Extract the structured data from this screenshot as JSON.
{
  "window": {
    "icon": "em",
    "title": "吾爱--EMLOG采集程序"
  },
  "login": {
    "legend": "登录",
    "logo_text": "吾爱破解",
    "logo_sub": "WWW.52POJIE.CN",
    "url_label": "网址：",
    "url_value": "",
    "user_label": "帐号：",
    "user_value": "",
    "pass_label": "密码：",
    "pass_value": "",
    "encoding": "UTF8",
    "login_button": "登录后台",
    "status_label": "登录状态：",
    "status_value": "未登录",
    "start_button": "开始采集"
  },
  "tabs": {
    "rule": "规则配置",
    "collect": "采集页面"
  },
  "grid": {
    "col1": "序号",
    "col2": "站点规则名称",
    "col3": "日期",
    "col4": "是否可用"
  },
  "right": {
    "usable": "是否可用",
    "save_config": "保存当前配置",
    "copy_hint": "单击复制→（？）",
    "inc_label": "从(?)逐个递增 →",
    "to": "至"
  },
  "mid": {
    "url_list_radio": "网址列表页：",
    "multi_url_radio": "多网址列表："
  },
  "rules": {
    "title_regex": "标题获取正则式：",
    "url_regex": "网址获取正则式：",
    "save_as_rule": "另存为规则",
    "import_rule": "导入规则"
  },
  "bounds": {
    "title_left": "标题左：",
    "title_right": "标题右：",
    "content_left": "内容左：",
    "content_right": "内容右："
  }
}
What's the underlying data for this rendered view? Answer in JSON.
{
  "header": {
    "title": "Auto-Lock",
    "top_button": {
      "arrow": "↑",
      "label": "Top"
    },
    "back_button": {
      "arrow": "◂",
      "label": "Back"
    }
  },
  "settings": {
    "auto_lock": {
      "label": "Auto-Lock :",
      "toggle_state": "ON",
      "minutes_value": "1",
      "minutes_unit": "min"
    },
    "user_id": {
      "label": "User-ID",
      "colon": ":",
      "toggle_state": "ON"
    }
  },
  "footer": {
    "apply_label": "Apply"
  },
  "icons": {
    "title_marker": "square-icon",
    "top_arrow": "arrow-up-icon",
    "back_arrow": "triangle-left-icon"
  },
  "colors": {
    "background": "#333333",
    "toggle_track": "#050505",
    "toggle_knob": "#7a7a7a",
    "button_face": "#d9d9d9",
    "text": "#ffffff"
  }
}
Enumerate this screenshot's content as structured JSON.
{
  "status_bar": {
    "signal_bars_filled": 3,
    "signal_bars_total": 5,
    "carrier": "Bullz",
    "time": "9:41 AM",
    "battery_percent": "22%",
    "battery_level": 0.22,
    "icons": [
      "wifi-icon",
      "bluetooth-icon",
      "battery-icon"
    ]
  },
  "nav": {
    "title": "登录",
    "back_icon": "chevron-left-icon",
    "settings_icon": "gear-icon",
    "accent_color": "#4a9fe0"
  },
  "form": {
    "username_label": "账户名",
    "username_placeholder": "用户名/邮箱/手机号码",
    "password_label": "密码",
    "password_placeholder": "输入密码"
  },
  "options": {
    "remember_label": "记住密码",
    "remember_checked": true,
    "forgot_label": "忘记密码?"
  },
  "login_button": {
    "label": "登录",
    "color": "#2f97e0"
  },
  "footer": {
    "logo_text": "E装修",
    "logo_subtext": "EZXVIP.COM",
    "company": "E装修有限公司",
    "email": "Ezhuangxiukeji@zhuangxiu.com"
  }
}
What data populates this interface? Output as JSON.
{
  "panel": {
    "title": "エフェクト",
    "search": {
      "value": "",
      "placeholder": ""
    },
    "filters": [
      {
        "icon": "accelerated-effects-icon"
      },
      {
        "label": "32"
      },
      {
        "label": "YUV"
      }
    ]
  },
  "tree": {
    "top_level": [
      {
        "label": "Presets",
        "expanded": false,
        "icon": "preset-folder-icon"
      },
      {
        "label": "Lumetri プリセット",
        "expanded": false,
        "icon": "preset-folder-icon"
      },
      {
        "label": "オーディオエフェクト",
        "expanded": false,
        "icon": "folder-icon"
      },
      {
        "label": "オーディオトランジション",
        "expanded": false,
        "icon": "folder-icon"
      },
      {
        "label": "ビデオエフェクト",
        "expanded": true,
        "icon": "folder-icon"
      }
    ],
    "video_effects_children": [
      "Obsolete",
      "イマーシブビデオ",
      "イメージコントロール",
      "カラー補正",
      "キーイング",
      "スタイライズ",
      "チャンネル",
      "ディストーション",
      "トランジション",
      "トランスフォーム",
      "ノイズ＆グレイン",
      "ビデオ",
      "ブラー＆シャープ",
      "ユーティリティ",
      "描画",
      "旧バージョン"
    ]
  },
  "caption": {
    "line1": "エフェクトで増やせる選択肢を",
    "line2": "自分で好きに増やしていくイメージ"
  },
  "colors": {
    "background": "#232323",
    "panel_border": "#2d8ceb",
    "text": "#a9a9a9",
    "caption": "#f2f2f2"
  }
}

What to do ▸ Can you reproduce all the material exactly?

Worked solution ▸
Extract the structured data from this screenshot as JSON.
{
  "window": {
    "icon": "em",
    "title": "吾爱--EMLOG采集程序"
  },
  "login": {
    "legend": "登录",
    "logo_text": "吾爱破解",
    "logo_sub": "WWW.52POJIE.CN",
    "url_label": "网址：",
    "url_value": "",
    "user_label": "帐号：",
    "user_value": "",
    "pass_label": "密码：",
    "pass_value": "",
    "encoding": "UTF8",
    "login_button": "登录后台",
    "status_label": "登录状态：",
    "status_value": "未登录",
    "start_button": "开始采集"
  },
  "tabs": {
    "rule": "规则配置",
    "collect": "采集页面"
  },
  "grid": {
    "col1": "序号",
    "col2": "站点规则名称",
    "col3": "日期",
    "col4": "是否可用"
  },
  "right": {
    "usable": "是否可用",
    "save_config": "保存当前配置",
    "copy_hint": "单击复制→（？）",
    "inc_label": "从(?)逐个递增 →",
    "to": "至"
  },
  "mid": {
    "url_list_radio": "网址列表页：",
    "multi_url_radio": "多网址列表："
  },
  "rules": {
    "title_regex": "标题获取正则式：",
    "url_regex": "网址获取正则式：",
    "save_as_rule": "另存为规则",
    "import_rule": "导入规则"
  },
  "bounds": {
    "title_left": "标题左：",
    "title_right": "标题右：",
    "content_left": "内容左：",
    "content_right": "内容右："
  }
}
What's the underlying data for this rendered view? Answer in JSON.
{
  "header": {
    "title": "Auto-Lock",
    "top_button": {
      "arrow": "↑",
      "label": "Top"
    },
    "back_button": {
      "arrow": "◂",
      "label": "Back"
    }
  },
  "settings": {
    "auto_lock": {
      "label": "Auto-Lock :",
      "toggle_state": "ON",
      "minutes_value": "1",
      "minutes_unit": "min"
    },
    "user_id": {
      "label": "User-ID",
      "colon": ":",
      "toggle_state": "ON"
    }
  },
  "footer": {
    "apply_label": "Apply"
  },
  "icons": {
    "title_marker": "square-icon",
    "top_arrow": "arrow-up-icon",
    "back_arrow": "triangle-left-icon"
  },
  "colors": {
    "background": "#333333",
    "toggle_track": "#050505",
    "toggle_knob": "#7a7a7a",
    "button_face": "#d9d9d9",
    "text": "#ffffff"
  }
}
Enumerate this screenshot's content as structured JSON.
{
  "status_bar": {
    "signal_bars_filled": 3,
    "signal_bars_total": 5,
    "carrier": "Bullz",
    "time": "9:41 AM",
    "battery_percent": "22%",
    "battery_level": 0.22,
    "icons": [
      "wifi-icon",
      "bluetooth-icon",
      "battery-icon"
    ]
  },
  "nav": {
    "title": "登录",
    "back_icon": "chevron-left-icon",
    "settings_icon": "gear-icon",
    "accent_color": "#4a9fe0"
  },
  "form": {
    "username_label": "账户名",
    "username_placeholder": "用户名/邮箱/手机号码",
    "password_label": "密码",
    "password_placeholder": "输入密码"
  },
  "options": {
    "remember_label": "记住密码",
    "remember_checked": true,
    "forgot_label": "忘记密码?"
  },
  "login_button": {
    "label": "登录",
    "color": "#2f97e0"
  },
  "footer": {
    "logo_text": "E装修",
    "logo_subtext": "EZXVIP.COM",
    "company": "E装修有限公司",
    "email": "Ezhuangxiukeji@zhuangxiu.com"
  }
}
What data populates this interface? Output as JSON.
{
  "panel": {
    "title": "エフェクト",
    "search": {
      "value": "",
      "placeholder": ""
    },
    "filters": [
      {
        "icon": "accelerated-effects-icon"
      },
      {
        "label": "32"
      },
      {
        "label": "YUV"
      }
    ]
  },
  "tree": {
    "top_level": [
      {
        "label": "Presets",
        "expanded": false,
        "icon": "preset-folder-icon"
      },
      {
        "label": "Lumetri プリセット",
        "expanded": false,
        "icon": "preset-folder-icon"
      },
      {
        "label": "オーディオエフェクト",
        "expanded": false,
        "icon": "folder-icon"
      },
      {
        "label": "オーディオトランジション",
        "expanded": false,
        "icon": "folder-icon"
      },
      {
        "label": "ビデオエフェクト",
        "expanded": true,
        "icon": "folder-icon"
      }
    ],
    "video_effects_children": [
      "Obsolete",
      "イマーシブビデオ",
      "イメージコントロール",
      "カラー補正",
      "キーイング",
      "スタイライズ",
      "チャンネル",
      "ディストーション",
      "トランジション",
      "トランスフォーム",
      "ノイズ＆グレイン",
      "ビデオ",
      "ブラー＆シャープ",
      "ユーティリティ",
      "描画",
      "旧バージョン"
    ]
  },
  "caption": {
    "line1": "エフェクトで増やせる選択肢を",
    "line2": "自分で好きに増やしていくイメージ"
  },
  "colors": {
    "background": "#232323",
    "panel_border": "#2d8ceb",
    "text": "#a9a9a9",
    "caption": "#f2f2f2"
  }
}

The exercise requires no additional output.